As Rio de Janeiro's mayor since 2008, Eduardo Paes has run Brazil's most iconic city through times of triumph and tragedy.
Digital technologies are re-engineering how industry works, channeling the power of the cloud into the Internet of Things (IoT), and revolutionizing how we experience and interact with everything around us.
After a quarter century at Ford Motor Company, Mark Fields took over as CEO in July 2014 and is guiding the brand's evolution from automaker to multi-faceted, next-generation mobility business.
In today's congested cities, people often need to go from A to B in a hurry, but may not want to return to A again.
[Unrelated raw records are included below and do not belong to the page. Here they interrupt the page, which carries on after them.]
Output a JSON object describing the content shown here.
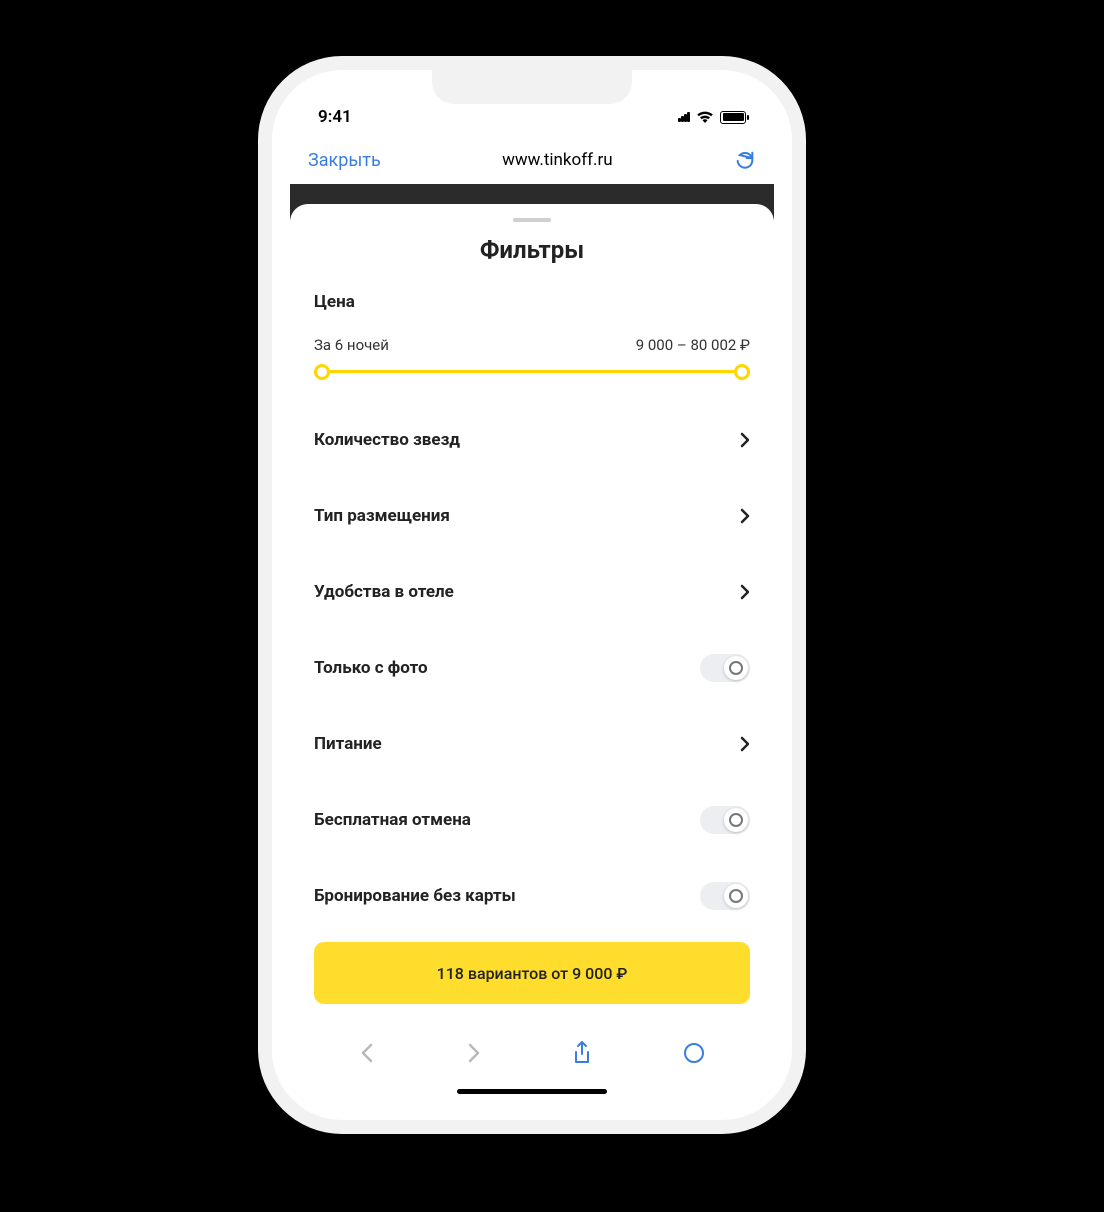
{
  "status": {
    "time": "9:41"
  },
  "nav": {
    "close": "Закрыть",
    "url": "www.tinkoff.ru"
  },
  "sheet": {
    "title": "Фильтры",
    "price": {
      "label": "Цена",
      "nights": "За 6 ночей",
      "range": "9 000 – 80 002 ₽"
    },
    "filters": {
      "stars": "Количество звезд",
      "accommodation": "Тип размещения",
      "amenities": "Удобства в отеле",
      "photo_only": "Только с фото",
      "meals": "Питание",
      "free_cancel": "Бесплатная отмена",
      "no_card": "Бронирование без карты"
    },
    "results_button": "118 вариантов от 9 000 ₽"
  }
}
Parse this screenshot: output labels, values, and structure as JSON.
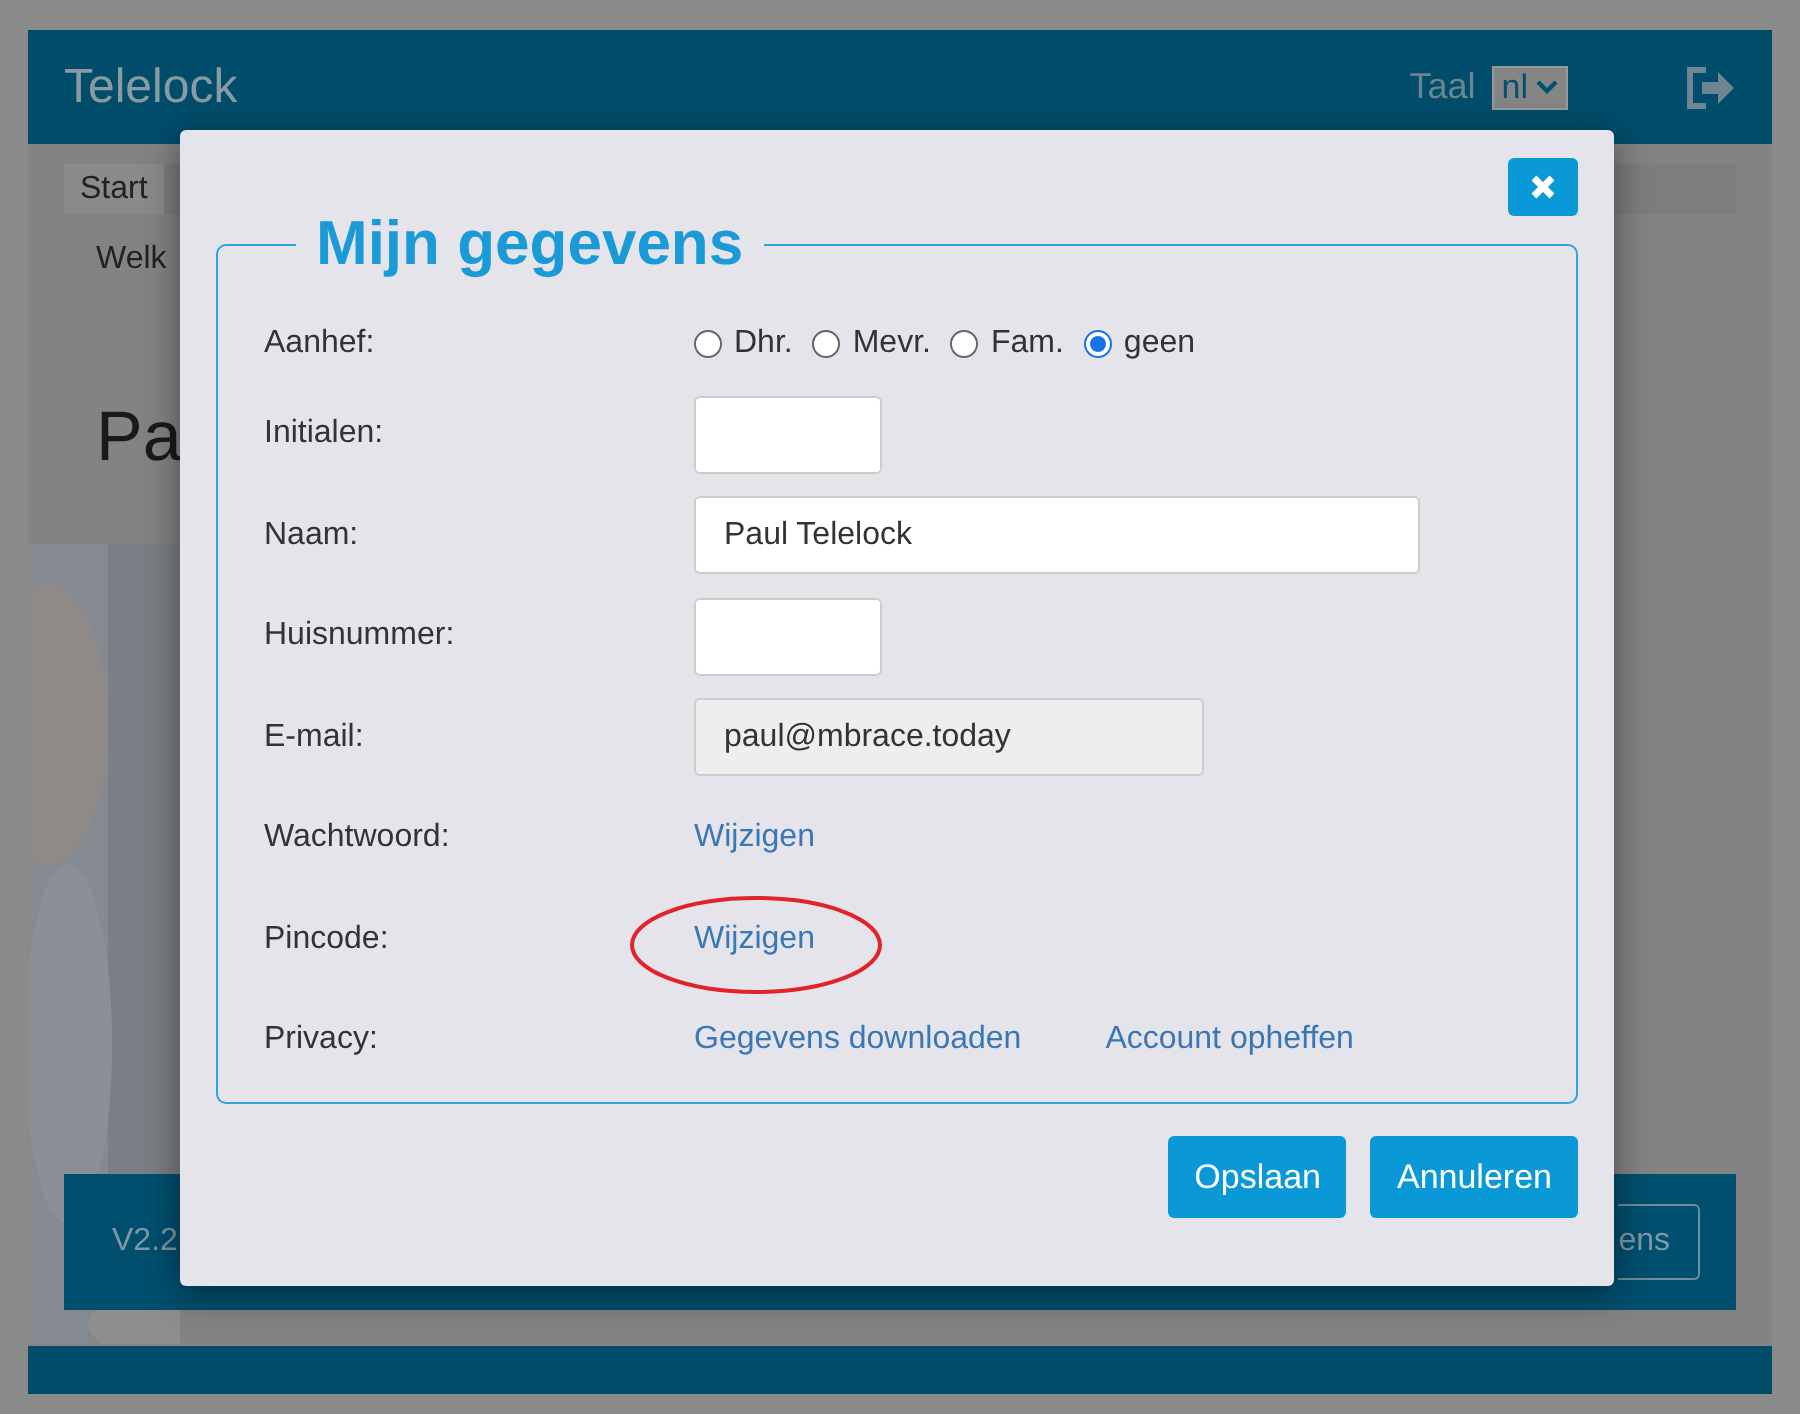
{
  "app": {
    "title": "Telelock",
    "language_label": "Taal",
    "language": "nl",
    "tab": "Start",
    "welcome": "Welk",
    "heading": "Pa",
    "version": "V2.2",
    "footer_button": "ens"
  },
  "dialog": {
    "title": "Mijn gegevens",
    "fields": [
      {
        "kind": "radio",
        "label": "Aanhef:",
        "options": [
          {
            "label": "Dhr.",
            "selected": false
          },
          {
            "label": "Mevr.",
            "selected": false
          },
          {
            "label": "Fam.",
            "selected": false
          },
          {
            "label": "geen",
            "selected": true
          }
        ]
      },
      {
        "kind": "short_input",
        "label": "Initialen:"
      },
      {
        "kind": "input",
        "label": "Naam:",
        "value": "Paul Telelock"
      },
      {
        "kind": "short_input",
        "label": "Huisnummer:"
      },
      {
        "kind": "readonly_input",
        "label": "E-mail:",
        "value": "paul@mbrace.today"
      },
      {
        "kind": "links",
        "label": "Wachtwoord:",
        "links": [
          {
            "text": "Wijzigen",
            "circled": false
          }
        ]
      },
      {
        "kind": "links",
        "label": "Pincode:",
        "links": [
          {
            "text": "Wijzigen",
            "circled": true
          }
        ]
      },
      {
        "kind": "links",
        "label": "Privacy:",
        "links": [
          {
            "text": "Gegevens downloaden",
            "circled": false
          },
          {
            "text": "Account opheffen",
            "circled": false
          }
        ]
      }
    ],
    "buttons": [
      {
        "label": "Opslaan"
      },
      {
        "label": "Annuleren"
      }
    ]
  }
}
Ford is rethinking mobility from A to Z, studying car-use behavior and introducing pilot programs to help users get to where they want to be.
Do you know who your car is talking to? It could be a parking meter, traffic signal, the emergency services, or even other vehicles. Driven by the potential benefits of the Internet of Things, automakers are among the earliest adopters in the fast lane.
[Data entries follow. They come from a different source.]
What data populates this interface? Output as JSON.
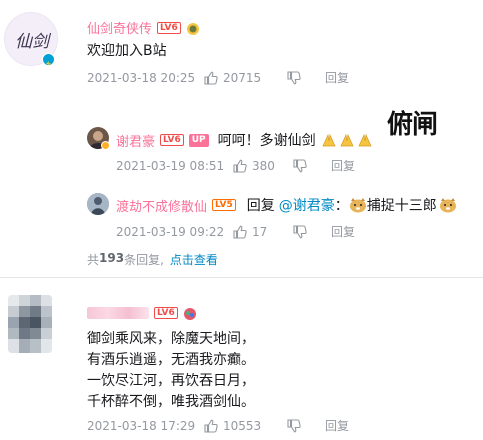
{
  "comment1": {
    "user": "仙剑奇侠传",
    "level": "LV6",
    "avatar_text": "仙剑",
    "text": "欢迎加入B站",
    "time": "2021-03-18 20:25",
    "likes": "20715",
    "reply_label": "回复",
    "replies": [
      {
        "user": "谢君豪",
        "level": "LV6",
        "up_tag": "UP",
        "text": "呵呵！多谢仙剑",
        "sticker_text": "俯闸",
        "time": "2021-03-19 08:51",
        "likes": "380",
        "reply_label": "回复"
      },
      {
        "user": "渡劫不成修散仙",
        "level": "LV5",
        "reply_prefix": "回复",
        "mention": "@谢君豪",
        "colon": "：",
        "text": "捕捉十三郎",
        "time": "2021-03-19 09:22",
        "likes": "17",
        "reply_label": "回复"
      }
    ],
    "more_count_prefix": "共",
    "more_count": "193",
    "more_count_suffix": "条回复,",
    "view_link": "点击查看"
  },
  "comment2": {
    "level": "LV6",
    "lines": [
      "御剑乘风来，除魔天地间，",
      "有酒乐逍遥，无酒我亦癫。",
      "一饮尽江河，再饮吞日月，",
      "千杯醉不倒，唯我酒剑仙。"
    ],
    "time": "2021-03-18 17:29",
    "likes": "10553",
    "reply_label": "回复"
  },
  "colors": {
    "vip_name": "#fb7299",
    "link": "#008ac5",
    "meta": "#9499a0"
  }
}
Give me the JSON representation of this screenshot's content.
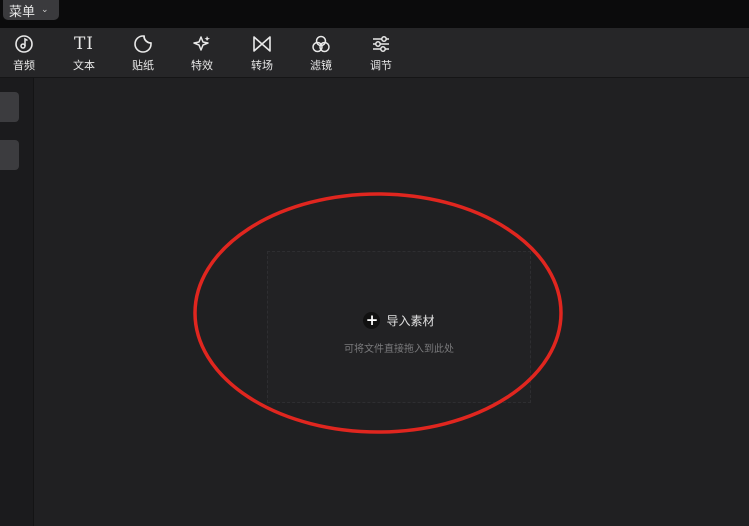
{
  "menu": {
    "label": "菜单"
  },
  "toolbar": {
    "items": [
      {
        "label": "音频",
        "icon": "music-note-icon"
      },
      {
        "label": "文本",
        "icon": "text-ti-icon",
        "glyph": "TI"
      },
      {
        "label": "贴纸",
        "icon": "sticker-icon"
      },
      {
        "label": "特效",
        "icon": "sparkle-star-icon"
      },
      {
        "label": "转场",
        "icon": "bowtie-transition-icon"
      },
      {
        "label": "滤镜",
        "icon": "filter-circles-icon"
      },
      {
        "label": "调节",
        "icon": "sliders-icon"
      }
    ]
  },
  "dropzone": {
    "import_label": "导入素材",
    "hint": "可将文件直接拖入到此处"
  },
  "colors": {
    "annotation_ring": "#e0261f",
    "background": "#1f1f21"
  }
}
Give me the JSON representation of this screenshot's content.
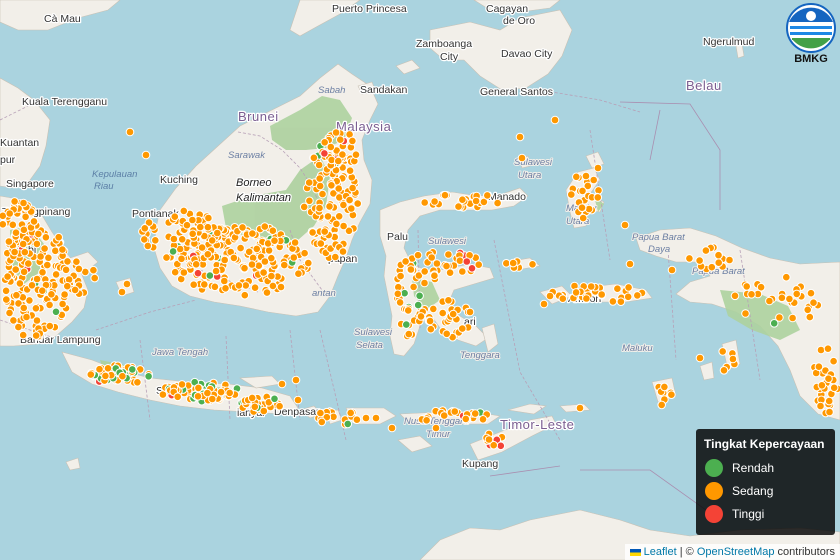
{
  "colors": {
    "rendah": "#4caf50",
    "sedang": "#ff9800",
    "tinggi": "#f44336",
    "water": "#aad3df",
    "land": "#f2efe9",
    "forest": "#add19e",
    "border": "#b8a6b8"
  },
  "logo": {
    "text": "BMKG"
  },
  "legend": {
    "title": "Tingkat Kepercayaan",
    "items": [
      {
        "label": "Rendah",
        "color": "#4caf50"
      },
      {
        "label": "Sedang",
        "color": "#ff9800"
      },
      {
        "label": "Tinggi",
        "color": "#f44336"
      }
    ]
  },
  "attribution": {
    "leaflet": "Leaflet",
    "sep": " | © ",
    "osm": "OpenStreetMap",
    "tail": " contributors"
  },
  "labels": {
    "ca_mau": "Cà Mau",
    "puerto_princesa": "Puerto Princesa",
    "cagayan": "Cagayan",
    "de_oro": "de Oro",
    "zamboanga": "Zamboanga",
    "city1": "City",
    "davao": "Davao City",
    "ngerulmud": "Ngerulmud",
    "belau": "Belau",
    "general_santos": "General Santos",
    "sandakan": "Sandakan",
    "sabah": "Sabah",
    "brunei": "Brunei",
    "malaysia": "Malaysia",
    "kuala_terengganu": "Kuala Terengganu",
    "kuantan": "Kuantan",
    "pur": "pur",
    "singapore": "Singapore",
    "tanjungpinang": "Tanjungpinang",
    "kepulauan": "Kepulauan",
    "riau": "Riau",
    "sarawak": "Sarawak",
    "kuching": "Kuching",
    "borneo": "Borneo",
    "kalimantan": "Kalimantan",
    "pontianak": "Pontianak",
    "papan": "papan",
    "antan": "antan",
    "bi": "bi",
    "bandar_lampung": "Bandar Lampung",
    "kar": "kar",
    "jawa_tengah": "Jawa Tengah",
    "sem": "Sem",
    "denpasar": "Denpasar",
    "palu": "Palu",
    "sulawesi_tengah": "Sulawesi",
    "sulawesi_selatan1": "Sulawesi",
    "sulawesi_selatan2": "Selata",
    "ari": "ari",
    "tenggara": "Tenggara",
    "manado": "Manado",
    "sulawesi_utara1": "Sulawesi",
    "sulawesi_utara2": "Utara",
    "maluku_utara1": "Maluku",
    "maluku_utara2": "Utara",
    "ambon": "Ambon",
    "maluku": "Maluku",
    "papua_barat_daya1": "Papua Barat",
    "papua_barat_daya2": "Daya",
    "papua_barat": "Papua Barat",
    "nusa_tenggara": "Nusa Tenggara",
    "timur": "Timur",
    "timor_leste": "Timor-Leste",
    "kupang": "Kupang",
    "gianyar": "ianyar"
  }
}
The brainchild of Japan's Nissan Motor Corporation, part of the Renault-Nissan Alliance, the LEAF was not just the first mass-market, all-electric car, but remains the biggest seller by miles.
Empowerment is the name of the game in the disruptive new partnership between Nissan and Enel to develop Vehicle- to-Grid (V2G) technology with the potential to provide power anywhere four wheels can take you.
Today, Philips Lighting is the undisputed leader in sports, providing floodlighting for 55% of the world's largest soccer stadiums, 70% of the UK's Premier League clubs, and a host of other major venues.
Eric Rondolat, CEO: "To make a city smart, you need connected streetlights, smart homes and smart buildings with connected lighting, such as offices, industry, retail environments, and hospitals."
Mike Simpson, Global Application Lead: "Clubs can add entertainment to the stadium experience, which is stunning. LED is flicker free."